A native of Rome, Rubeo was hired by director Oliver Stone for the production design on "Salvador" (1986) and worked on three more films for the director: "Platoon" (1986), "Talk Radio" (1988) and "Born on the Fourth of July" (1989).
His other production designs include the 1989 Mexican period piece "Old Gringo," the 1993 post-Civil War drama "Sommersby," the 1994 film adaptation of John Grisham's "The Client," the 1999 remake of "The Thomas Crown Affair" and 2004's "The Merchant of Venice," set in 16th century Venice.
He also collaborated with director Taylor Hackford on five films, including Rubeo's last, 2010's "Love Ranch."
"When movies have a big budget, it's not just because of star salaries," Rubeo told the Memphis Commercial Appeal in 1993 while working on "The Client," which starred Susan Sarandon and Tommy Lee Jones. "A lot of money is also spent giving a movie a specific look. You shouldn't be reminded of anything else.... You create a reality with your set."
Rubeo's wife, Mayes Rubeo, is a costume designer whose credits include "Avatar" and "Apocalypto," and his son, Marco Rubeo, works as a set designer and art director.

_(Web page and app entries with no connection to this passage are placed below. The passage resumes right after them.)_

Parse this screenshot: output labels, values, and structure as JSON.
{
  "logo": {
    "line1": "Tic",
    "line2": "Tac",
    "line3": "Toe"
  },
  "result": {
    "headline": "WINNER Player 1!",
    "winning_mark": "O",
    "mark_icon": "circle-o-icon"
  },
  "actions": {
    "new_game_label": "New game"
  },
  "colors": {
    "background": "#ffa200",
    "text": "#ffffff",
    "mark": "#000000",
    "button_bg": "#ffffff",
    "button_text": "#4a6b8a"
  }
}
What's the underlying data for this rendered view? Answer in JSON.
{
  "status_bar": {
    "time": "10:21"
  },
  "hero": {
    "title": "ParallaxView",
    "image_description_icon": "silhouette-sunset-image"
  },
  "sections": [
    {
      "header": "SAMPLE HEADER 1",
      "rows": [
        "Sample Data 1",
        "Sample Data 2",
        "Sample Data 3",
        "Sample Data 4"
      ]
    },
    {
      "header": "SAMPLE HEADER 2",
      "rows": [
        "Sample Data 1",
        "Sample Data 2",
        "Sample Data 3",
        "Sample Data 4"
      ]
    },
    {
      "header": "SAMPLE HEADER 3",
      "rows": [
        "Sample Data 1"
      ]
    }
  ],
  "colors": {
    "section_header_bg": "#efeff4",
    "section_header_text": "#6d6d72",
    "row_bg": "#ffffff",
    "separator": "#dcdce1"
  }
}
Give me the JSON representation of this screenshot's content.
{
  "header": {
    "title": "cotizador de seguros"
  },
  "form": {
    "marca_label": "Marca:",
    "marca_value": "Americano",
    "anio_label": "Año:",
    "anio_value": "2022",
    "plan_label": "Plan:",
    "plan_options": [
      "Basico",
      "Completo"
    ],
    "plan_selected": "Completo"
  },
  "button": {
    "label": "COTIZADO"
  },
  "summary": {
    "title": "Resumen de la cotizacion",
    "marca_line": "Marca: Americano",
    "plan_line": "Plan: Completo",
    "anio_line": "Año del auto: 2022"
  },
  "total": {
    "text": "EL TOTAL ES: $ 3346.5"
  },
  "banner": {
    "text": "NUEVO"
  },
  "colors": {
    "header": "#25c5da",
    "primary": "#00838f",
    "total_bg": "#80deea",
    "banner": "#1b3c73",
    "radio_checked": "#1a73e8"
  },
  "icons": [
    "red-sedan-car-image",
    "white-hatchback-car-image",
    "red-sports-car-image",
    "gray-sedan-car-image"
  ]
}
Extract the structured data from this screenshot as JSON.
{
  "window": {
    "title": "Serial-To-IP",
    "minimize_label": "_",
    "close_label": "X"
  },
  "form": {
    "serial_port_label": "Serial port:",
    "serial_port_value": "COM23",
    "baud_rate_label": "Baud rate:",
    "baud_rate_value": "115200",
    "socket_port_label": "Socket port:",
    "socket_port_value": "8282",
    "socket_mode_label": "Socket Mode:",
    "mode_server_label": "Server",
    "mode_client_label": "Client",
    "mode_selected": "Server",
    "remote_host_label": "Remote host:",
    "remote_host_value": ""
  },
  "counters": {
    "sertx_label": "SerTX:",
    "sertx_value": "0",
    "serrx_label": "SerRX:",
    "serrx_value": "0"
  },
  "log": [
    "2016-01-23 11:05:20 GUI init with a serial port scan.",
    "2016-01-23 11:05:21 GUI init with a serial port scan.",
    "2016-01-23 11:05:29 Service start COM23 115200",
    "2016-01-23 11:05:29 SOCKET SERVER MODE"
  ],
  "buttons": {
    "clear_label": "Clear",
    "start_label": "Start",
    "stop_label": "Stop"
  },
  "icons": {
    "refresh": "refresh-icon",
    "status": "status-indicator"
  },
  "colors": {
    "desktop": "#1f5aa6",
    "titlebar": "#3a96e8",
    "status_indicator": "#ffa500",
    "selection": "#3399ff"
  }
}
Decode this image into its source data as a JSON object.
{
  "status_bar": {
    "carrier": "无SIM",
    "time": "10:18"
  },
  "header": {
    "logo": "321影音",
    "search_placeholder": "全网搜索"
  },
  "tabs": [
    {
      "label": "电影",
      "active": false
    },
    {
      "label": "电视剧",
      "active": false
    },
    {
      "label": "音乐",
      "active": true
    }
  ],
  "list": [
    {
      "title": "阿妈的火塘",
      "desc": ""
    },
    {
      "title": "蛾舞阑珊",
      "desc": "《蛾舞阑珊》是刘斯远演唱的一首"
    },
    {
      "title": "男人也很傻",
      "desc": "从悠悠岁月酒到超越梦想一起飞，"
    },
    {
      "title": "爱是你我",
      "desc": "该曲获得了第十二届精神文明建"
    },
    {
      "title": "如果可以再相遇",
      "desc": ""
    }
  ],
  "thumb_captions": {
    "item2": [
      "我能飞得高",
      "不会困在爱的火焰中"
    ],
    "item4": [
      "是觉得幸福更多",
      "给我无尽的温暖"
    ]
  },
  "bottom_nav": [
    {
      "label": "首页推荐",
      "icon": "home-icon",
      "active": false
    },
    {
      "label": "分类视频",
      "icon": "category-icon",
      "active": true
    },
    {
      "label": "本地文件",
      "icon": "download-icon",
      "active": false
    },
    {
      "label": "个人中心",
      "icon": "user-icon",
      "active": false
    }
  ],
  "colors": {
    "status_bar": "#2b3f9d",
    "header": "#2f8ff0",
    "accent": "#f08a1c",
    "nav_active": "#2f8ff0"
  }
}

Cargill MacMillan Jr.
Agribusiness heir, philanthropist
Cargill MacMillan Jr., 84, a billionaire heir to an agribusiness fortune and benefactor of the Palm Springs art scene, died Monday of natural causes at his Indian Wells home, said a spokesman for the Riverside County Sheriff's Department.
MacMillan was worth an estimated $2.6 billion, according to Forbes magazine. He was an heir to Cargill, a Minnesota-based agricultural conglomerate that has $120 billion in revenue and is the largest private company in the world.
He served on the company's board but had no day-to-day role in the business, which his great-grandfather founded in 1865 as a small grain storage company.
A native of Minnesota, MacMillan graduated from Yale University and moved to Indian Wells in 1990.
In 2009, Wells and his wife, Donna, donated a collection with a value of at least $20 million to the Palm Springs Art Museum.
-- Los Angeles Times staff and wire reports